More MS news articles for January 2001

Program Improves Pain Assessment And Documentation

WESTPORT, CT (Reuters Health) Dec 28 - A Pain Monitoring Program that combines nurse education with a standardized daily pain rating scale can improve the documentation and assessment of patient pain, according to researchers in the Netherlands.

These new findings are important, according to Dr. Frits S. A. M. van Dam of Antoni van Leeuwenhoek Hospital in Amsterdam and multicenter colleagues, since "daily monitoring of pain is essential for both diagnostic purposes and for evaluating pain treatment."

The investigators conducted a quasi-experimental study of the Pain Monitoring Program in 703 patients; 345 participated in the intervention and the remainder were in a control group. They examined the effects of the program on communication, assessment, and documentation of patient pain for 1 month.

Overall poor results on each of the indicators were observed in the control group, Dr. van Dam and others write in the December issue of the Journal of Pain and Symptom Management. Only 30% of control patients recalled a nurse or physician talking with them about their pain. In addition, fewer than half of the nurses in the control group correctly assessed their patients' pain.

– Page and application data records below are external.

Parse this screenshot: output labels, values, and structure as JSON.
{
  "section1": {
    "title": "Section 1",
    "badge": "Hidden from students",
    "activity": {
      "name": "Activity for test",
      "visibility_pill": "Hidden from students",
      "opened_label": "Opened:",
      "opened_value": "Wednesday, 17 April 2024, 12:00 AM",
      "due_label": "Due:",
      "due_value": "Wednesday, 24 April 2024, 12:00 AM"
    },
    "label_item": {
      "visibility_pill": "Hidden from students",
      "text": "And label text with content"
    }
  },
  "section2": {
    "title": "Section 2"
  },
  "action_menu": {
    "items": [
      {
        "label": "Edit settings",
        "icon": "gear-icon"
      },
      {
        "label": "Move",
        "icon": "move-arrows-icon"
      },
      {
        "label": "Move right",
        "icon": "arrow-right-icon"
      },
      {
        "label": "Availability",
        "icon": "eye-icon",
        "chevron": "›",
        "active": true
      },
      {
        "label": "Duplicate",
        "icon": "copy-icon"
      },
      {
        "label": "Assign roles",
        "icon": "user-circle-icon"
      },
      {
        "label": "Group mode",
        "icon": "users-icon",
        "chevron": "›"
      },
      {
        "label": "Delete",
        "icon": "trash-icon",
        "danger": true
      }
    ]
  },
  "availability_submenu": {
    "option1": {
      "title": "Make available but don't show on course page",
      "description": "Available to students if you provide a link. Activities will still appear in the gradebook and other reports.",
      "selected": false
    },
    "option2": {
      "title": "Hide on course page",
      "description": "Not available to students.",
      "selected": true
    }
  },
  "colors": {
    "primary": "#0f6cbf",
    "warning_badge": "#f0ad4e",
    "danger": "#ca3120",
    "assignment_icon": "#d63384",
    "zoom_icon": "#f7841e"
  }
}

The Pain Monitoring Program effectively improved all aspects of pain management studied, with the exception of communication about pain. Nurses involved in the intervention improved in their ability to assess pain correctly--more than two thirds could do so after the first month--and documented significantly more aspects of patients' pain, including intensity, location, duration and "things that increase and decrease pain."

However, the program did not have a significant effect, overall, on communication between patients and their physicians or nurses about pain, even though only 12.2% of patients in this group were monitored less than 50% of the time. The authors speculate that the assessment of pain by asking a pain score is not considered to be 'communication' by some patients.

However, communication about pain did improve with the program in the subgroup of patients with moderate to severe pain, the Dutch researchers report. "This is an important result, because for patients with moderate to severe pain, effective pain management is particularly important," they note.

Given these results, along with the heterogeneous population studied, Dr. van Dam and colleagues recommend that the Pain Monitoring Program be implemented by nurses in other locations.

J Pain Symptom Manage 2000;20:424-439.

Copyright © 2000 Reuters Ltd.